[THE PROBLEM]: All the entries that follow must be written out again exactly.
#### EXERCISE DATA
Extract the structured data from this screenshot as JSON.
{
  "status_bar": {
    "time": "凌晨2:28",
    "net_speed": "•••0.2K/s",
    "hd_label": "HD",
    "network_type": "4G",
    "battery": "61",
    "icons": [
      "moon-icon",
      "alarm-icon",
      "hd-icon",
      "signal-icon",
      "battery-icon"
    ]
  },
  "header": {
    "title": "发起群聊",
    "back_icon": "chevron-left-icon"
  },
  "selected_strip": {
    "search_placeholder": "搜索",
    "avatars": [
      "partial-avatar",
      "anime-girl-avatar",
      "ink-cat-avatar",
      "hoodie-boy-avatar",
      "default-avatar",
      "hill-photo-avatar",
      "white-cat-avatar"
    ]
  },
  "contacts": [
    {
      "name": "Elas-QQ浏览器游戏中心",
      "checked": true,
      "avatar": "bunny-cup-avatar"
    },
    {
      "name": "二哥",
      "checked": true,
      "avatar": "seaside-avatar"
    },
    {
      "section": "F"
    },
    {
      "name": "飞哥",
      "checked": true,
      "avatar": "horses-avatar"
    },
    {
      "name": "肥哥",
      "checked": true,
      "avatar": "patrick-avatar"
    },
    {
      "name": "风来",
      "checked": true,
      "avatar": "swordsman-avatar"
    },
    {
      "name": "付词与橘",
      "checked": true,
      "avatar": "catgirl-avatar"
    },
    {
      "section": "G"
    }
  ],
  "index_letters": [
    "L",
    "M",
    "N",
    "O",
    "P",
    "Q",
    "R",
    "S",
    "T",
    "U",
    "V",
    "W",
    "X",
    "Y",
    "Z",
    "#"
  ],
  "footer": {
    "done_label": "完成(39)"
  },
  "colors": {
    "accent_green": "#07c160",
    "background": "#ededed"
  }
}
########
[EXERCISE SOLUTION]:
Extract the structured data from this screenshot as JSON.
{
  "status_bar": {
    "time": "凌晨2:28",
    "net_speed": "•••0.2K/s",
    "hd_label": "HD",
    "network_type": "4G",
    "battery": "61",
    "icons": [
      "moon-icon",
      "alarm-icon",
      "hd-icon",
      "signal-icon",
      "battery-icon"
    ]
  },
  "header": {
    "title": "发起群聊",
    "back_icon": "chevron-left-icon"
  },
  "selected_strip": {
    "search_placeholder": "搜索",
    "avatars": [
      "partial-avatar",
      "anime-girl-avatar",
      "ink-cat-avatar",
      "hoodie-boy-avatar",
      "default-avatar",
      "hill-photo-avatar",
      "white-cat-avatar"
    ]
  },
  "contacts": [
    {
      "name": "Elas-QQ浏览器游戏中心",
      "checked": true,
      "avatar": "bunny-cup-avatar"
    },
    {
      "name": "二哥",
      "checked": true,
      "avatar": "seaside-avatar"
    },
    {
      "section": "F"
    },
    {
      "name": "飞哥",
      "checked": true,
      "avatar": "horses-avatar"
    },
    {
      "name": "肥哥",
      "checked": true,
      "avatar": "patrick-avatar"
    },
    {
      "name": "风来",
      "checked": true,
      "avatar": "swordsman-avatar"
    },
    {
      "name": "付词与橘",
      "checked": true,
      "avatar": "catgirl-avatar"
    },
    {
      "section": "G"
    }
  ],
  "index_letters": [
    "L",
    "M",
    "N",
    "O",
    "P",
    "Q",
    "R",
    "S",
    "T",
    "U",
    "V",
    "W",
    "X",
    "Y",
    "Z",
    "#"
  ],
  "footer": {
    "done_label": "完成(39)"
  },
  "colors": {
    "accent_green": "#07c160",
    "background": "#ededed"
  }
}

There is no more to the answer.